*Work instruction*.
Keep the pictures out, and restate the listing that follows exactly as written.

*Listed records*.
....

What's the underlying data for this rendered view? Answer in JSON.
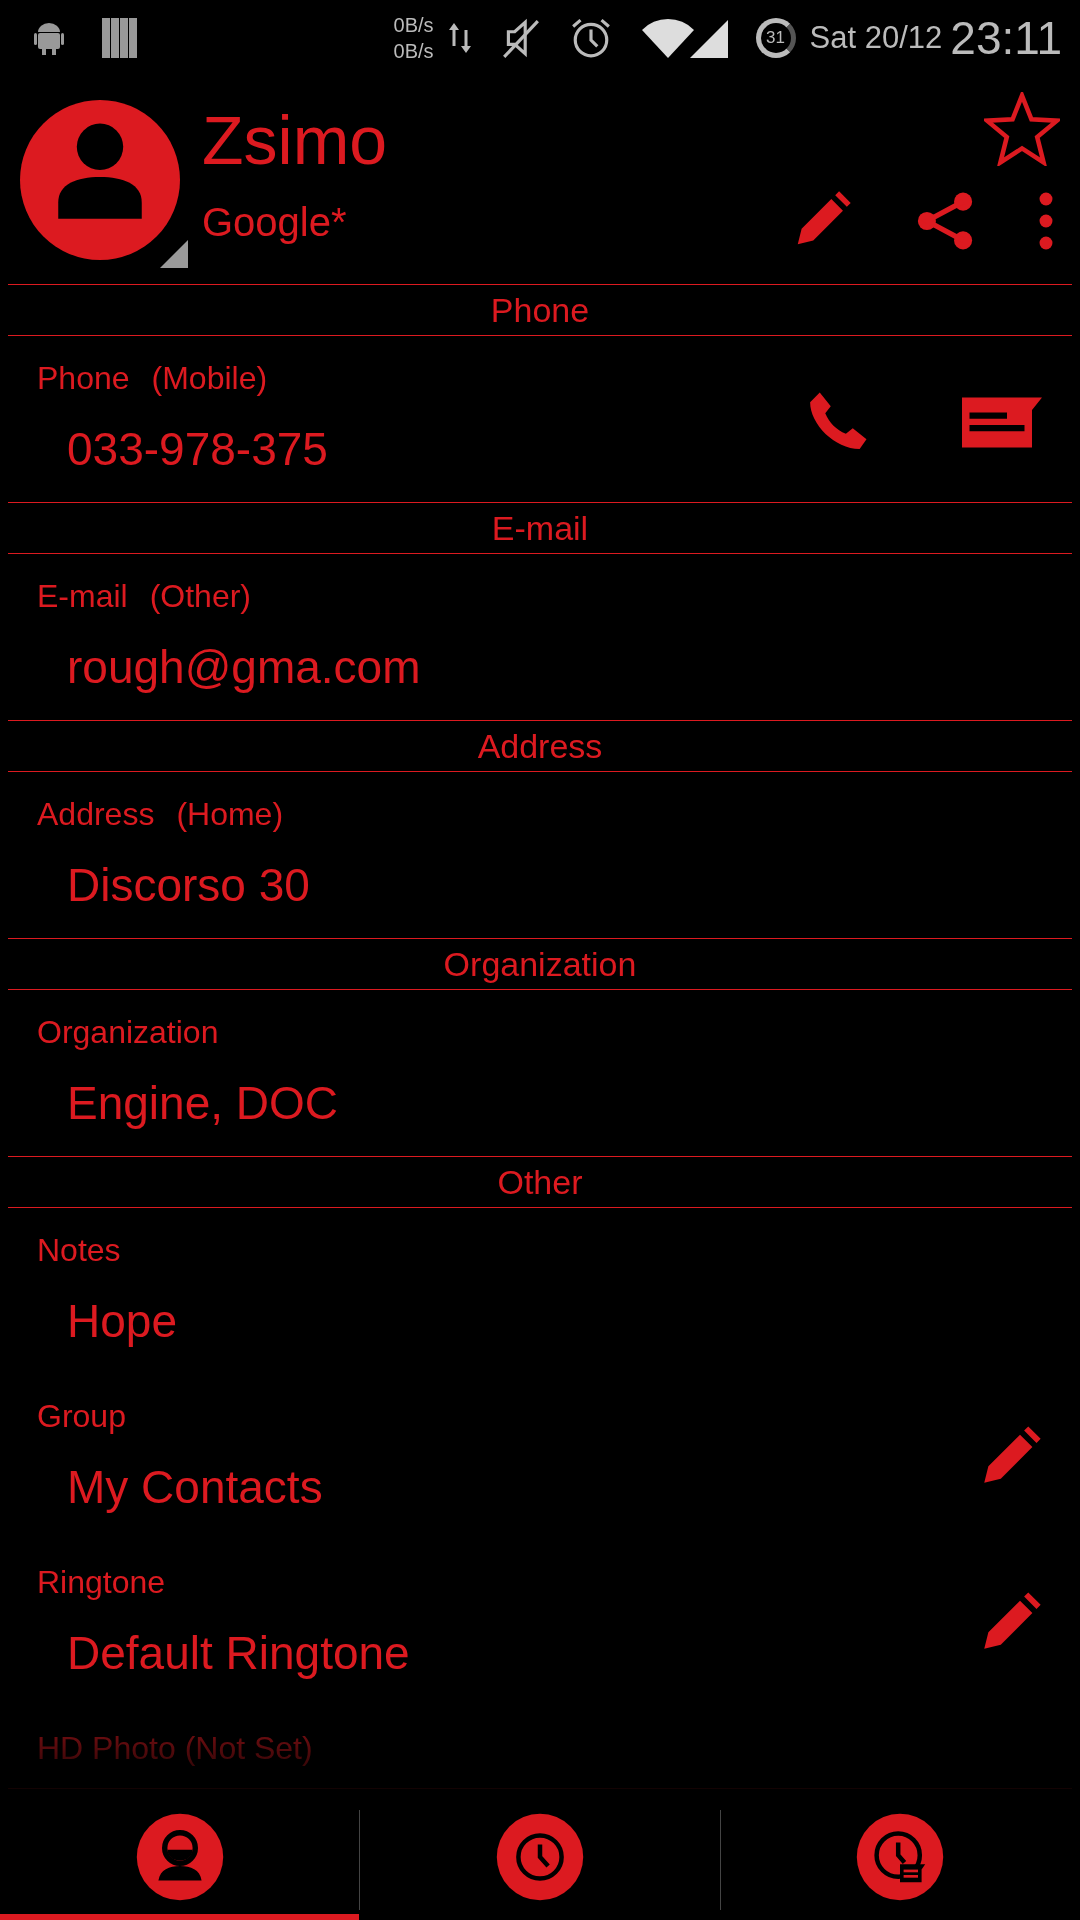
{
  "status_bar": {
    "net_up": "0B/s",
    "net_down": "0B/s",
    "battery": "31",
    "date": "Sat 20/12",
    "time": "23:11"
  },
  "contact": {
    "name": "Zsimo",
    "account": "Google*",
    "starred": false
  },
  "sections": [
    {
      "title": "Phone",
      "rows": [
        {
          "label": "Phone",
          "type": "(Mobile)",
          "value": "033-978-375",
          "actions": [
            {
              "kind": "call"
            },
            {
              "kind": "message"
            }
          ]
        }
      ]
    },
    {
      "title": "E-mail",
      "rows": [
        {
          "label": "E-mail",
          "type": "(Other)",
          "value": "rough@gma.com",
          "actions": []
        }
      ]
    },
    {
      "title": "Address",
      "rows": [
        {
          "label": "Address",
          "type": "(Home)",
          "value": "Discorso 30",
          "actions": []
        }
      ]
    },
    {
      "title": "Organization",
      "rows": [
        {
          "label": "Organization",
          "value": "Engine, DOC",
          "actions": []
        }
      ]
    },
    {
      "title": "Other",
      "rows": [
        {
          "label": "Notes",
          "value": "Hope",
          "actions": []
        },
        {
          "label": "Group",
          "value": "My Contacts",
          "actions": [
            {
              "kind": "edit"
            }
          ]
        },
        {
          "label": "Ringtone",
          "value": "Default Ringtone",
          "actions": [
            {
              "kind": "edit"
            }
          ]
        },
        {
          "label": "HD Photo (Not Set)",
          "actions": []
        }
      ]
    }
  ],
  "tabs": [
    {
      "kind": "contact",
      "selected": true
    },
    {
      "kind": "history",
      "selected": false
    },
    {
      "kind": "scheduled",
      "selected": false
    }
  ]
}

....

*Solution to this task*.
What's the underlying data for this rendered view? Answer in JSON.
{
  "status_bar": {
    "net_up": "0B/s",
    "net_down": "0B/s",
    "battery": "31",
    "date": "Sat 20/12",
    "time": "23:11"
  },
  "contact": {
    "name": "Zsimo",
    "account": "Google*",
    "starred": false
  },
  "sections": [
    {
      "title": "Phone",
      "rows": [
        {
          "label": "Phone",
          "type": "(Mobile)",
          "value": "033-978-375",
          "actions": [
            {
              "kind": "call"
            },
            {
              "kind": "message"
            }
          ]
        }
      ]
    },
    {
      "title": "E-mail",
      "rows": [
        {
          "label": "E-mail",
          "type": "(Other)",
          "value": "rough@gma.com",
          "actions": []
        }
      ]
    },
    {
      "title": "Address",
      "rows": [
        {
          "label": "Address",
          "type": "(Home)",
          "value": "Discorso 30",
          "actions": []
        }
      ]
    },
    {
      "title": "Organization",
      "rows": [
        {
          "label": "Organization",
          "value": "Engine, DOC",
          "actions": []
        }
      ]
    },
    {
      "title": "Other",
      "rows": [
        {
          "label": "Notes",
          "value": "Hope",
          "actions": []
        },
        {
          "label": "Group",
          "value": "My Contacts",
          "actions": [
            {
              "kind": "edit"
            }
          ]
        },
        {
          "label": "Ringtone",
          "value": "Default Ringtone",
          "actions": [
            {
              "kind": "edit"
            }
          ]
        },
        {
          "label": "HD Photo (Not Set)",
          "actions": []
        }
      ]
    }
  ],
  "tabs": [
    {
      "kind": "contact",
      "selected": true
    },
    {
      "kind": "history",
      "selected": false
    },
    {
      "kind": "scheduled",
      "selected": false
    }
  ]
}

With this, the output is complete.